- Opening Delimiter -

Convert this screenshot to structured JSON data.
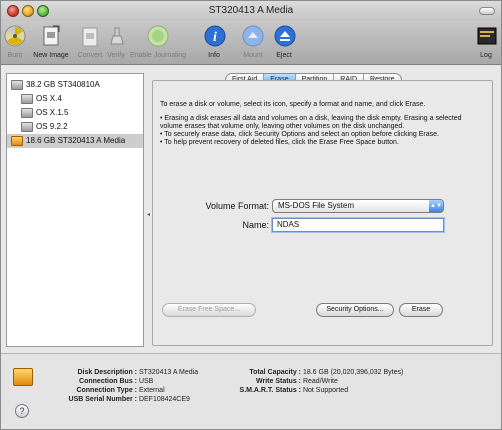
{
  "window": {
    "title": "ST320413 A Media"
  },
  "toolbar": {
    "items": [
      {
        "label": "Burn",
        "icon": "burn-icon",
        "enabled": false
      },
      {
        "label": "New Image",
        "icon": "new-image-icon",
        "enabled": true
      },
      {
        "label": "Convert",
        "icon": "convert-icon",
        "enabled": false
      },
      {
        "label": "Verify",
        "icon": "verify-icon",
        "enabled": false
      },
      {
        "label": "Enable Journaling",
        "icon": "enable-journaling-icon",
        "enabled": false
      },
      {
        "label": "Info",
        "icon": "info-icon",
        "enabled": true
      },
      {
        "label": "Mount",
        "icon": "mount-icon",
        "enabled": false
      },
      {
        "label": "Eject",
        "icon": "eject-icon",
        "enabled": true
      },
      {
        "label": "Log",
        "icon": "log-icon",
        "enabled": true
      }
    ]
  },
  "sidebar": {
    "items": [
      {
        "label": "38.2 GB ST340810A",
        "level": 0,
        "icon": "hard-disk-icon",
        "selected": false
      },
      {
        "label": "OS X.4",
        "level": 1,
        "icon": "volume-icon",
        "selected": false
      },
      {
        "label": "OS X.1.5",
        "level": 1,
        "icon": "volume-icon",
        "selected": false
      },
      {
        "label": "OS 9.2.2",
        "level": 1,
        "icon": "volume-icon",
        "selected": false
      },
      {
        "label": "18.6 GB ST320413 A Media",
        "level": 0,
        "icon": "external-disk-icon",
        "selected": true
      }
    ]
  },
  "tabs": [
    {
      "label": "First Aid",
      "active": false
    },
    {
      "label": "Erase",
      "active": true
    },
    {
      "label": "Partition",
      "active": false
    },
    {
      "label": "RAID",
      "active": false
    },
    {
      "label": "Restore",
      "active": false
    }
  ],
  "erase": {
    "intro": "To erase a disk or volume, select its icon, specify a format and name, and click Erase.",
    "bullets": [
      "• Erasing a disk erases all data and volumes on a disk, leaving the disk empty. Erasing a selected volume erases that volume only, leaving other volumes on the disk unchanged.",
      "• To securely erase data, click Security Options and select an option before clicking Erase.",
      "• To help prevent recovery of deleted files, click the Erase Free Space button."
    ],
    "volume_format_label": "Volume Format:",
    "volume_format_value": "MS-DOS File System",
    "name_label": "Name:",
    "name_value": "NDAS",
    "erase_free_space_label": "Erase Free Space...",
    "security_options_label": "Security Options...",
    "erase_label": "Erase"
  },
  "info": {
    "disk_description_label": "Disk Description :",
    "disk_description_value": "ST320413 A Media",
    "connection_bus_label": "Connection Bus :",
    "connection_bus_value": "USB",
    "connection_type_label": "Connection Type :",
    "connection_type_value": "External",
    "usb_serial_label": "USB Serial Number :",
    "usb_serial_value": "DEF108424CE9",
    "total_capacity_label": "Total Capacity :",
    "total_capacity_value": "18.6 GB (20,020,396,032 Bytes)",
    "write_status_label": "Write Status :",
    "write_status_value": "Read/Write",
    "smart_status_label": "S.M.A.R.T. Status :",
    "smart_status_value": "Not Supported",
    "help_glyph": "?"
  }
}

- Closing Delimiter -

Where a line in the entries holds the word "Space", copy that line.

      "• To help prevent recovery of deleted files, click the Erase Free Space button."
    "erase_free_space_label": "Erase Free Space...",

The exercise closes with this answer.